As a result, Raul Cisneros, a spokesman for the Census told me, the census workers hired nationwide did indeed finish their workverifying addresses way ahead of schedule. They hired 140,000 people across the country, paying them between $10 an hour and $34/hour for the most demanding supervisory jobs. Another Census spokesman confirmed: “We did not have the turnover we’d had in the past. People were sticking around to do the job and in some places they finished that job ahead of schedule. In some places, they did finish very quickly.”

People want to work. It’s deadening and depressing to sit alone at home week after week after week sending out resumes into deep space. It doesn’t have to be a dream job or the job for the rest of your life. Ideally, even if for a while, it needs to put you in touch with other smart people whose very presence reminds you you’re not dead. That’s one of the toughest parts of being out of work. Chatting up random strangers at Starbucks or the library isn’t enough.

People with enormous amounts of talent, skill, experience and savvy are going to waste and the wise are snapping them up whenever and wherever they can. Even the smallest temporary job is worth it: people crave colleagues, somewhere to go, something smart to do and knowing they’re making a contribution. And, yes, the chance to pay some bills. Any income is better than no income!

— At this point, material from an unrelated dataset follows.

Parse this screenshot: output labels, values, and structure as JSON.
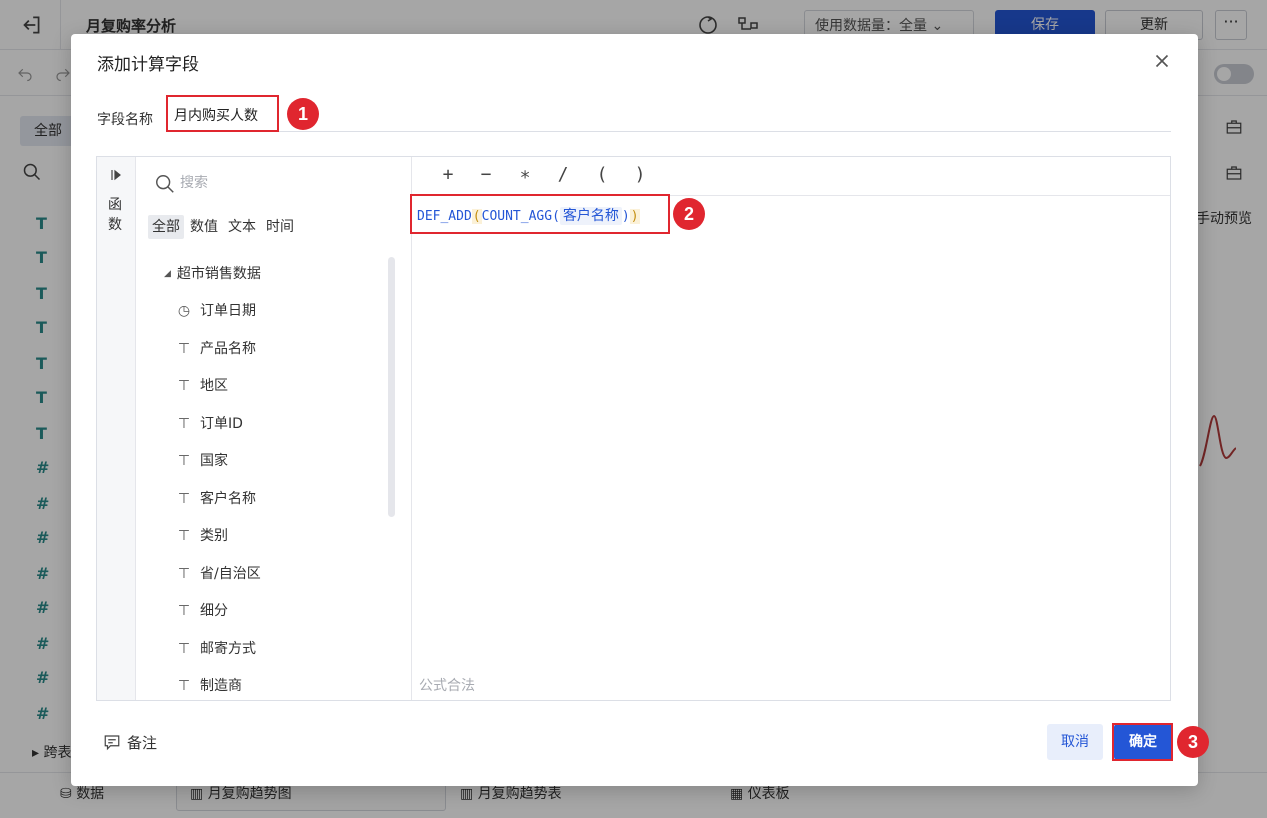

The Census won’t be hiring again until March 2010, when, they told me, they’ll recruit 3.8 million people to fill 1.4 million jobs.

At least someone has definite job openings.